## What you should do
Set down the whole listing below exactly. The pictures stay out.

● ● ● ●

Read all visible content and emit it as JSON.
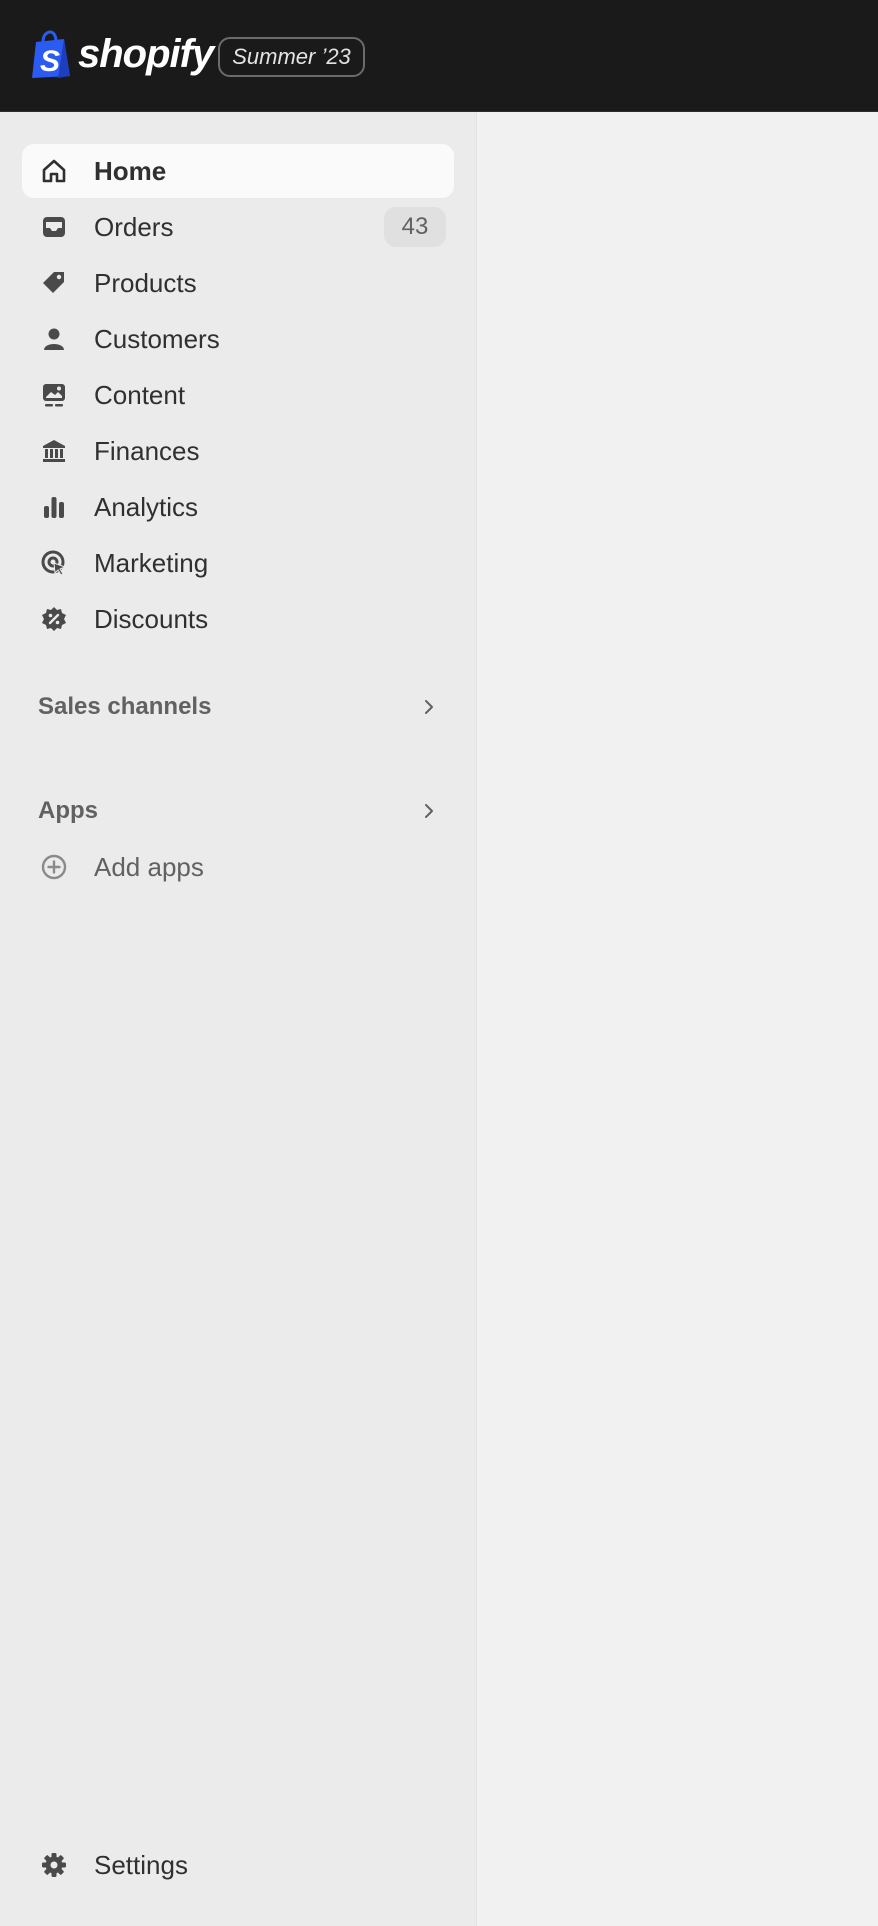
{
  "topbar": {
    "brand": "shopify",
    "release_badge": "Summer ’23"
  },
  "sidebar": {
    "nav": [
      {
        "label": "Home",
        "icon": "home-icon",
        "active": true
      },
      {
        "label": "Orders",
        "icon": "inbox-icon",
        "badge": "43"
      },
      {
        "label": "Products",
        "icon": "tag-icon"
      },
      {
        "label": "Customers",
        "icon": "person-icon"
      },
      {
        "label": "Content",
        "icon": "image-icon"
      },
      {
        "label": "Finances",
        "icon": "bank-icon"
      },
      {
        "label": "Analytics",
        "icon": "bar-chart-icon"
      },
      {
        "label": "Marketing",
        "icon": "target-icon"
      },
      {
        "label": "Discounts",
        "icon": "discount-icon"
      }
    ],
    "sales_channels": {
      "label": "Sales channels"
    },
    "apps": {
      "label": "Apps",
      "add_apps": "Add apps"
    },
    "settings": {
      "label": "Settings"
    }
  },
  "colors": {
    "topbar_bg": "#1a1a1a",
    "sidebar_bg": "#ebebeb",
    "main_bg": "#f1f1f1",
    "logo_green": "#2b5bf0"
  }
}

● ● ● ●

## Result below
Read all visible content and emit it as JSON.
{
  "topbar": {
    "brand": "shopify",
    "release_badge": "Summer ’23"
  },
  "sidebar": {
    "nav": [
      {
        "label": "Home",
        "icon": "home-icon",
        "active": true
      },
      {
        "label": "Orders",
        "icon": "inbox-icon",
        "badge": "43"
      },
      {
        "label": "Products",
        "icon": "tag-icon"
      },
      {
        "label": "Customers",
        "icon": "person-icon"
      },
      {
        "label": "Content",
        "icon": "image-icon"
      },
      {
        "label": "Finances",
        "icon": "bank-icon"
      },
      {
        "label": "Analytics",
        "icon": "bar-chart-icon"
      },
      {
        "label": "Marketing",
        "icon": "target-icon"
      },
      {
        "label": "Discounts",
        "icon": "discount-icon"
      }
    ],
    "sales_channels": {
      "label": "Sales channels"
    },
    "apps": {
      "label": "Apps",
      "add_apps": "Add apps"
    },
    "settings": {
      "label": "Settings"
    }
  },
  "colors": {
    "topbar_bg": "#1a1a1a",
    "sidebar_bg": "#ebebeb",
    "main_bg": "#f1f1f1",
    "logo_green": "#2b5bf0"
  }
}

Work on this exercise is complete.